| Problem |
Nothing in the data should change when you return it, but leave the pictures out.

== Data extract

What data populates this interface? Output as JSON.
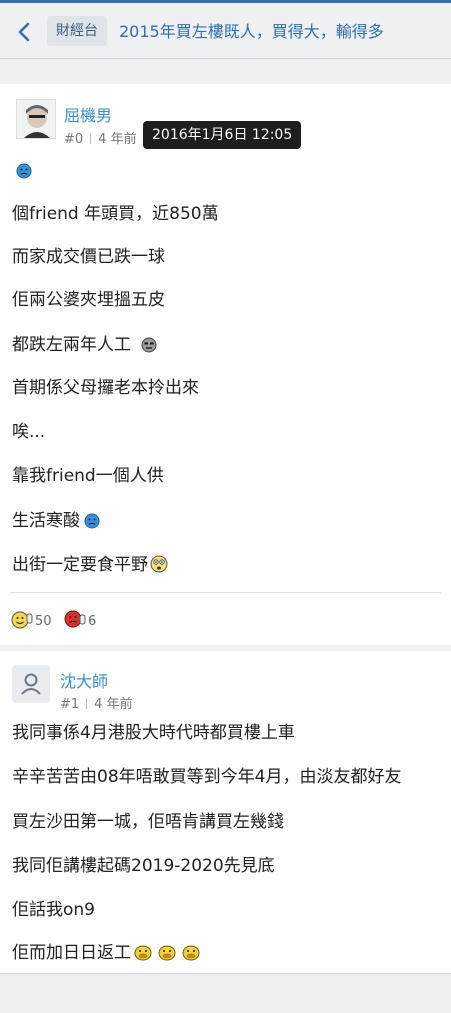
{
  "header": {
    "category": "財經台",
    "title": "2015年買左樓既人，買得大，輸得多"
  },
  "posts": [
    {
      "author": "屈機男",
      "index": "#0",
      "time": "4 年前",
      "tooltip": "2016年1月6日 12:05",
      "lines": [
        "",
        "個friend 年頭買，近850萬",
        "而家成交價已跌一球",
        "佢兩公婆夾埋搵五皮",
        "都跌左兩年人工",
        "首期係父母攞老本拎出來",
        "唉...",
        "靠我friend一個人供",
        "生活寒酸",
        "出街一定要食平野"
      ],
      "likes": "50",
      "dislikes": "6"
    },
    {
      "author": "沈大師",
      "index": "#1",
      "time": "4 年前",
      "lines": [
        "我同事係4月港股大時代時都買樓上車",
        "辛辛苦苦由08年唔敢買等到今年4月，由淡友都好友",
        "買左沙田第一城，佢唔肯講買左幾錢",
        "我同佢講樓起碼2019-2020先見底",
        "佢話我on9",
        "佢而加日日返工"
      ]
    }
  ],
  "colors": {
    "accent": "#3f8fc9",
    "tooltip_bg": "#1e1e1e"
  }
}
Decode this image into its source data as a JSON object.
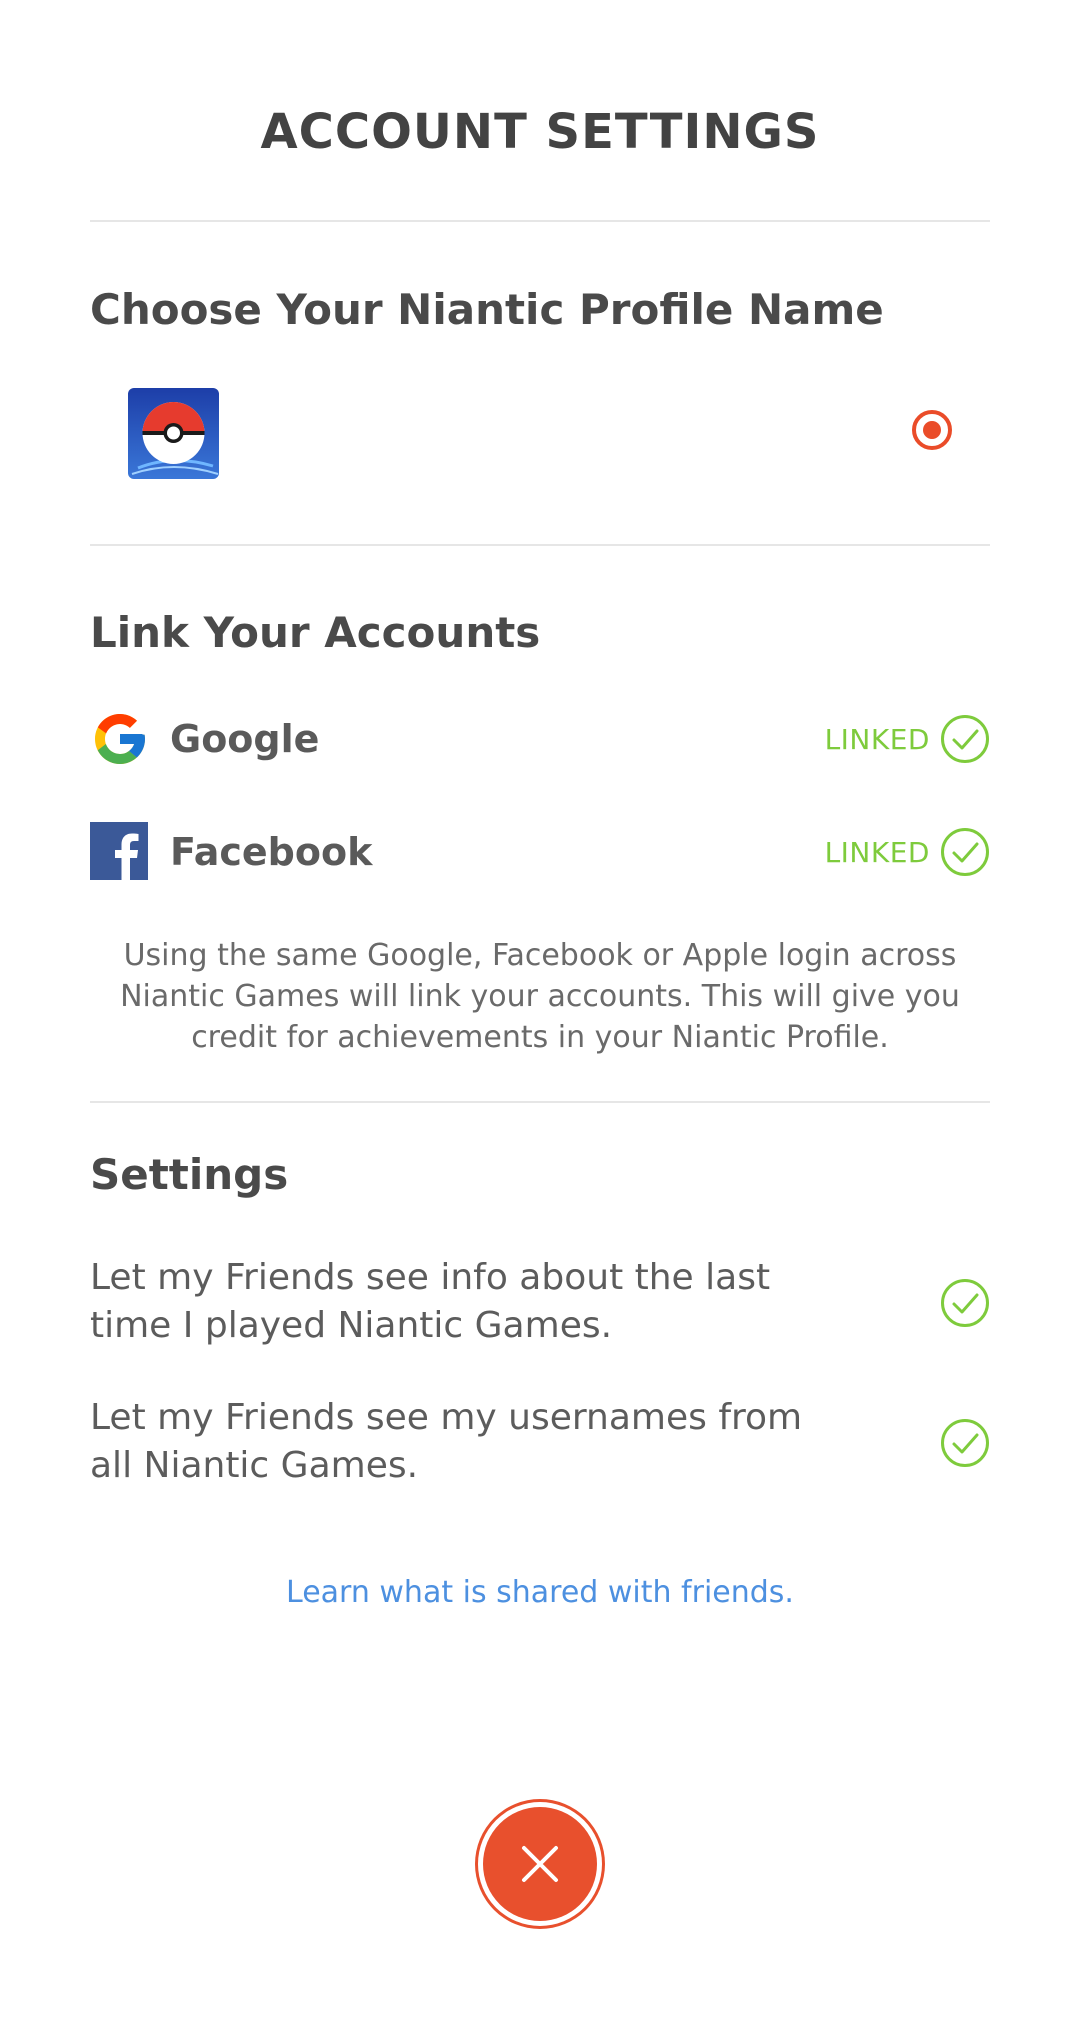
{
  "header": {
    "title": "ACCOUNT SETTINGS"
  },
  "profile_section": {
    "heading": "Choose Your Niantic Profile Name",
    "options": [
      {
        "icon": "pokemon-go-app-icon",
        "selected": true
      }
    ]
  },
  "link_section": {
    "heading": "Link Your Accounts",
    "accounts": [
      {
        "name": "Google",
        "icon": "google-icon",
        "status": "LINKED"
      },
      {
        "name": "Facebook",
        "icon": "facebook-icon",
        "status": "LINKED"
      }
    ],
    "info": "Using the same Google, Facebook or Apple login across Niantic Games will link your accounts. This will give you credit for achievements in your Niantic Profile."
  },
  "settings_section": {
    "heading": "Settings",
    "items": [
      {
        "label": "Let my Friends see info about the last time I played Niantic Games.",
        "checked": true
      },
      {
        "label": "Let my Friends see my usernames from all Niantic Games.",
        "checked": true
      }
    ]
  },
  "footer": {
    "learn_link": "Learn what is shared with friends.",
    "close_icon": "close-icon"
  },
  "colors": {
    "accent": "#e8502d",
    "linked_green": "#7ecb3c",
    "link_blue": "#4d90e0"
  }
}
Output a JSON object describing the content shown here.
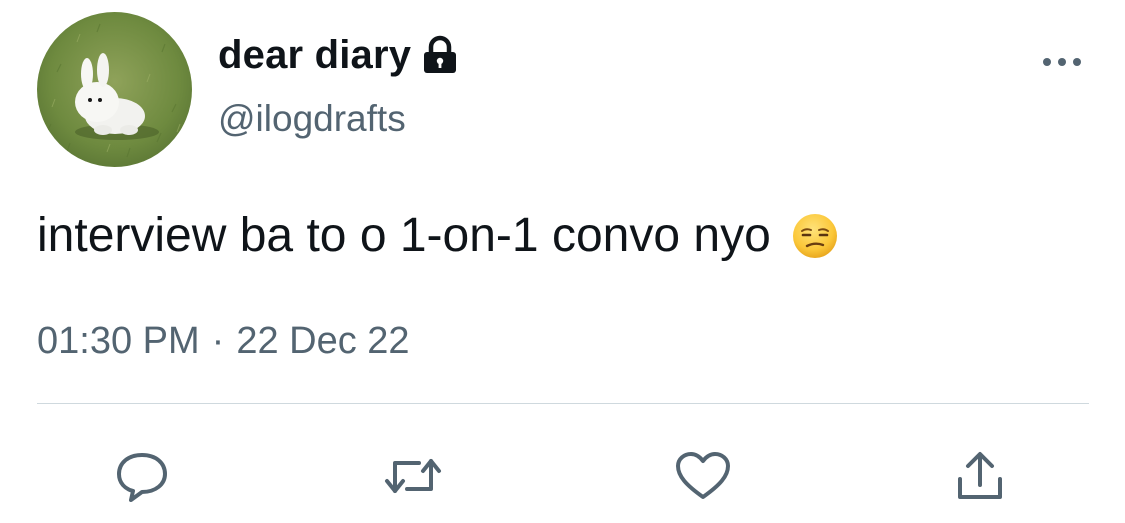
{
  "author": {
    "display_name": "dear diary",
    "handle": "@ilogdrafts",
    "avatar_icon": "bunny-on-grass-avatar",
    "protected_icon": "lock-icon"
  },
  "tweet": {
    "text": "interview ba to o 1-on-1 convo nyo",
    "emoji": "unamused-face-emoji",
    "time": "01:30 PM",
    "separator": "·",
    "date": "22 Dec 22"
  },
  "actions": [
    {
      "icon": "reply-icon"
    },
    {
      "icon": "retweet-icon"
    },
    {
      "icon": "like-icon"
    },
    {
      "icon": "share-icon"
    }
  ],
  "colors": {
    "text_primary": "#0f1419",
    "text_secondary": "#536471",
    "icon": "#536471",
    "divider": "#cfd9de"
  }
}
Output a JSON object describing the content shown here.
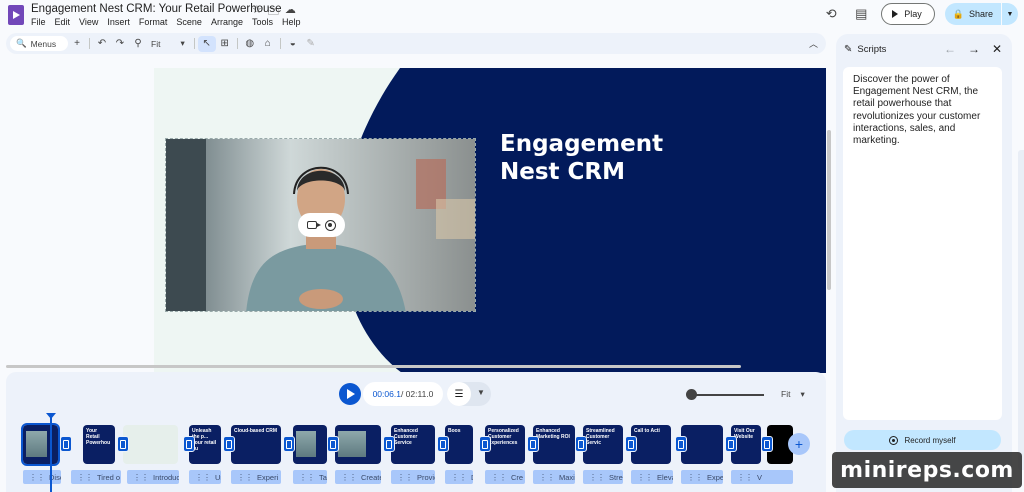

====

| Solution |
What data populates this interface? Output as JSON.
{
  "header": {
    "category": "財經台",
    "title": "2015年買左樓既人，買得大，輸得多"
  },
  "posts": [
    {
      "author": "屈機男",
      "index": "#0",
      "time": "4 年前",
      "tooltip": "2016年1月6日 12:05",
      "lines": [
        "",
        "個friend 年頭買，近850萬",
        "而家成交價已跌一球",
        "佢兩公婆夾埋搵五皮",
        "都跌左兩年人工",
        "首期係父母攞老本拎出來",
        "唉...",
        "靠我friend一個人供",
        "生活寒酸",
        "出街一定要食平野"
      ],
      "likes": "50",
      "dislikes": "6"
    },
    {
      "author": "沈大師",
      "index": "#1",
      "time": "4 年前",
      "lines": [
        "我同事係4月港股大時代時都買樓上車",
        "辛辛苦苦由08年唔敢買等到今年4月，由淡友都好友",
        "買左沙田第一城，佢唔肯講買左幾錢",
        "我同佢講樓起碼2019-2020先見底",
        "佢話我on9",
        "佢而加日日返工"
      ]
    }
  ],
  "colors": {
    "accent": "#3f8fc9",
    "tooltip_bg": "#1e1e1e"
  }
}
Decode this image into its source data as a JSON object.
{
  "header": {
    "title": "ACCOUNT SETTINGS"
  },
  "profile_section": {
    "heading": "Choose Your Niantic Profile Name",
    "options": [
      {
        "icon": "pokemon-go-app-icon",
        "selected": true
      }
    ]
  },
  "link_section": {
    "heading": "Link Your Accounts",
    "accounts": [
      {
        "name": "Google",
        "icon": "google-icon",
        "status": "LINKED"
      },
      {
        "name": "Facebook",
        "icon": "facebook-icon",
        "status": "LINKED"
      }
    ],
    "info": "Using the same Google, Facebook or Apple login across Niantic Games will link your accounts. This will give you credit for achievements in your Niantic Profile."
  },
  "settings_section": {
    "heading": "Settings",
    "items": [
      {
        "label": "Let my Friends see info about the last time I played Niantic Games.",
        "checked": true
      },
      {
        "label": "Let my Friends see my usernames from all Niantic Games.",
        "checked": true
      }
    ]
  },
  "footer": {
    "learn_link": "Learn what is shared with friends.",
    "close_icon": "close-icon"
  },
  "colors": {
    "accent": "#e8502d",
    "linked_green": "#7ecb3c",
    "link_blue": "#4d90e0"
  }
}
Output a JSON object describing the content shown here.
{
  "author": {
    "display_name": "dear diary",
    "handle": "@ilogdrafts",
    "avatar_icon": "bunny-on-grass-avatar",
    "protected_icon": "lock-icon"
  },
  "tweet": {
    "text": "interview ba to o 1-on-1 convo nyo",
    "emoji": "unamused-face-emoji",
    "time": "01:30 PM",
    "separator": "·",
    "date": "22 Dec 22"
  },
  "actions": [
    {
      "icon": "reply-icon"
    },
    {
      "icon": "retweet-icon"
    },
    {
      "icon": "like-icon"
    },
    {
      "icon": "share-icon"
    }
  ],
  "colors": {
    "text_primary": "#0f1419",
    "text_secondary": "#536471",
    "icon": "#536471",
    "divider": "#cfd9de"
  }
}
Output a JSON object describing the content shown here.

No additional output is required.